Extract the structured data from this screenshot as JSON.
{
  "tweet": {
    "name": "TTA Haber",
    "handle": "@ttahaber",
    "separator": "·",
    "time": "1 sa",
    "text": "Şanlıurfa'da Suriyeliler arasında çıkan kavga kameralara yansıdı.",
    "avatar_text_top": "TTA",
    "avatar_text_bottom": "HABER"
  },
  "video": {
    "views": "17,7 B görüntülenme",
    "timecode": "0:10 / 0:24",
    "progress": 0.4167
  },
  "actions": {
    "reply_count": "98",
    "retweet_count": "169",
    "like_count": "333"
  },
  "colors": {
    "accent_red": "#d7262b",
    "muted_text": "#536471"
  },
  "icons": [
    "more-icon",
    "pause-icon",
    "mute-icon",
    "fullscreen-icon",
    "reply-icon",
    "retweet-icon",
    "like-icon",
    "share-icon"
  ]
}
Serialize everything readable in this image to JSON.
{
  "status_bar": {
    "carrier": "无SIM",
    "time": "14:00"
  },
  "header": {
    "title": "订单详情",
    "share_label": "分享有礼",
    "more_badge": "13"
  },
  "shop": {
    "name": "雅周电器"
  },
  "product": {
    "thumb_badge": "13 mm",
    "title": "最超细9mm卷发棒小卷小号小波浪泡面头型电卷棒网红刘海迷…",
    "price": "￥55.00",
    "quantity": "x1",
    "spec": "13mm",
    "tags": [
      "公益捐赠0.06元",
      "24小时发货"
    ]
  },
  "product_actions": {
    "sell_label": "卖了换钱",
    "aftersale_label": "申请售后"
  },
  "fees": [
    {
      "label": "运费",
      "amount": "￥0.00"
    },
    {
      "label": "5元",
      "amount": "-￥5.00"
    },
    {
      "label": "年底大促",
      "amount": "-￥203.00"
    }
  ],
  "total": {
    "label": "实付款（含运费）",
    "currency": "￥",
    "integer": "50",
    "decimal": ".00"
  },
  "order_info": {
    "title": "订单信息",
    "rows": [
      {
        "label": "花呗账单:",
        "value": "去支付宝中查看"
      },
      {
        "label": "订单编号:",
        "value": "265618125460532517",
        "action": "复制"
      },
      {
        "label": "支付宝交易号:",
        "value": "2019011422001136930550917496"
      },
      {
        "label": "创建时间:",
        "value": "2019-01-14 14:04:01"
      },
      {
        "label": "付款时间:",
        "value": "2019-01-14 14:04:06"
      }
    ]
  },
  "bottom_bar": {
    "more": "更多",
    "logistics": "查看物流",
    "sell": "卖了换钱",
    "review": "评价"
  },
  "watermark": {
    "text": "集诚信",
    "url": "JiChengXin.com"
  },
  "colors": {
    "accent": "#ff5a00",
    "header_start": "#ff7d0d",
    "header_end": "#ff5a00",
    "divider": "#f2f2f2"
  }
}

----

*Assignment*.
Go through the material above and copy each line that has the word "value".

*Solution to this task*.
        "value": "去支付宝中查看"
        "value": "265618125460532517",
        "value": "2019011422001136930550917496"
        "value": "2019-01-14 14:04:01"
        "value": "2019-01-14 14:04:06"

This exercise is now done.